What Do Your Clients Say Keeps Them Coming Back?
There was 1 00% agreement that clients rave about the convenience of coming home to find healthy meals ready for the family. There are also stories of the emotional reaction clients have to the personal support their chef may provide. Chef Kinnaman told of a client who had asked if she would be willing to research and re-create a special family recipe. Some time later Kinnaman surprised her by preparing the resurrected recipe; her client burst into tears when she walked into her home and was surrounded by the earthy aroma of her late mother's Osso Buco. There is also a little glamour in chef Kinnaman's career; she has been the chef for American idol for the last three seasons.
Chef Davis tells the story of a woman who scheduled an appointment at her house to set up his personal chef service. Her husband looked puzzled at Jim's arrival until she announced joyously "today is my 65th birthday, and you've just had the last meal I'll ever cook in this house. My career in the kitchen is over. lf you want to eat at home-this man (pointing at Jim) will have prepared it." Four years later Jim still cooks for them every week.
What Do You Charge?

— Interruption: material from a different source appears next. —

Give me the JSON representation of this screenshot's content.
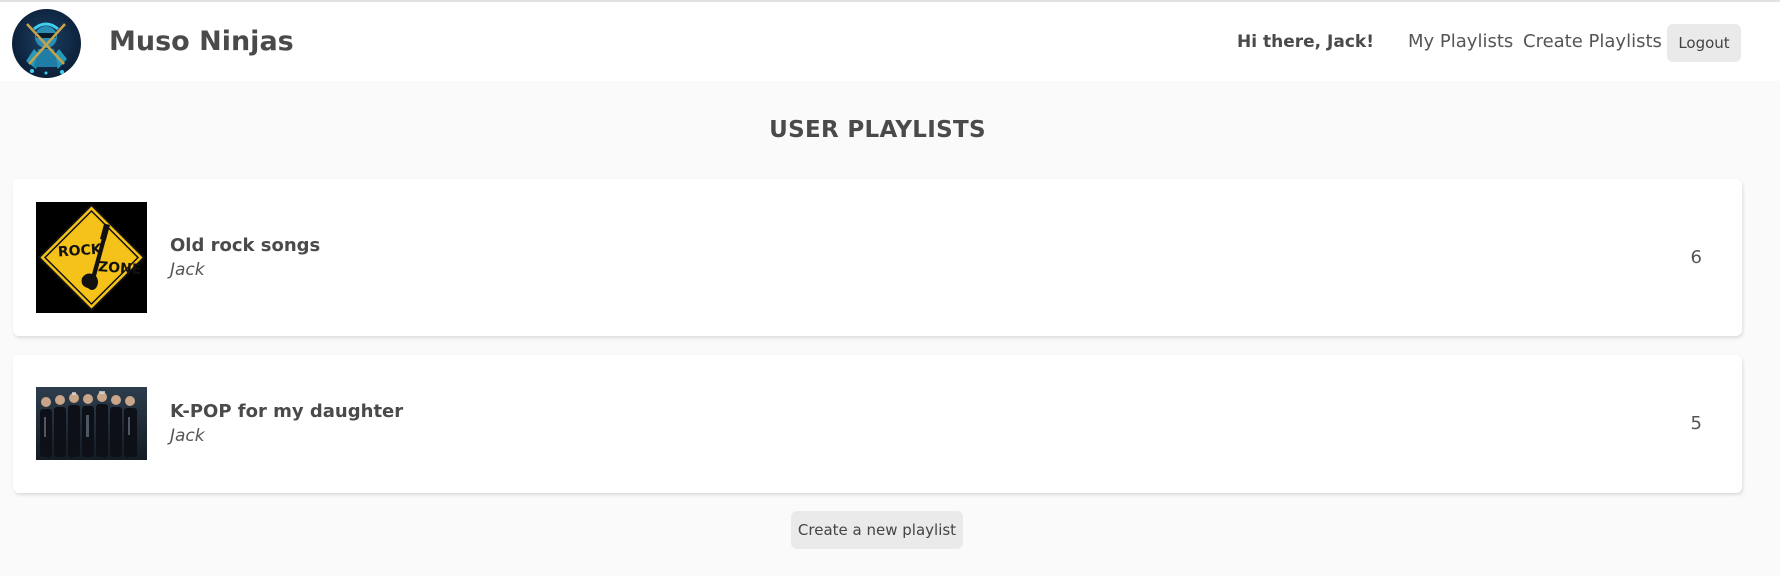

Chefs have two ways to structure their charge to a client depending on the client's tastes. For the average client, who is interested in traditional home cooking, most chefs charge an alI inclusive fee (for the food and all of their labor). For clients who prefer luxury ingredients (caviar on their baked potatoes, say or all organic produce), chefs recommend a fee for their service plus the groceries. Most of the chefs agreed that clients were more concerned with getting meals they really enjoyed than with the price.
And it turns out that personal chefs have a very personal relationship with SAM'S CLUB® Personal chefs from across America expressed that SAM'S CLUB® was essential to their success. Both Chefs Hayward and Davis were quick to rave about the fact that SAM'S CLUB® opens for Business Members at 7:00 a.m. This means that a busy chef, who shops every morning for the food she will cook that day, can get this handled in a flash before the rest of the world has hit the Clubs. This is a tremendous benefit.
They also spoke highly of the quality and great values in the meat and seafood department. Chefs describe this as a key factor in meeting their clients' expectations. Several chefs said they decided what they would cook each day based on what looked best in SAM'S CLUB® meat and produce departments when they got there first thing in the morning.
Several personal chefs also find they utilize the full range of the Member's Mare quality products for their pantry: oils, vinegars, spices? and nuts. Several also mentioned the excellent line of cookware and tools; Chef Davis said he had purchased a set of pans at SAM'S CLUB® when he opened his business that he still uses on every job.
SAM'S CLUB® can make a personal chefs job easier.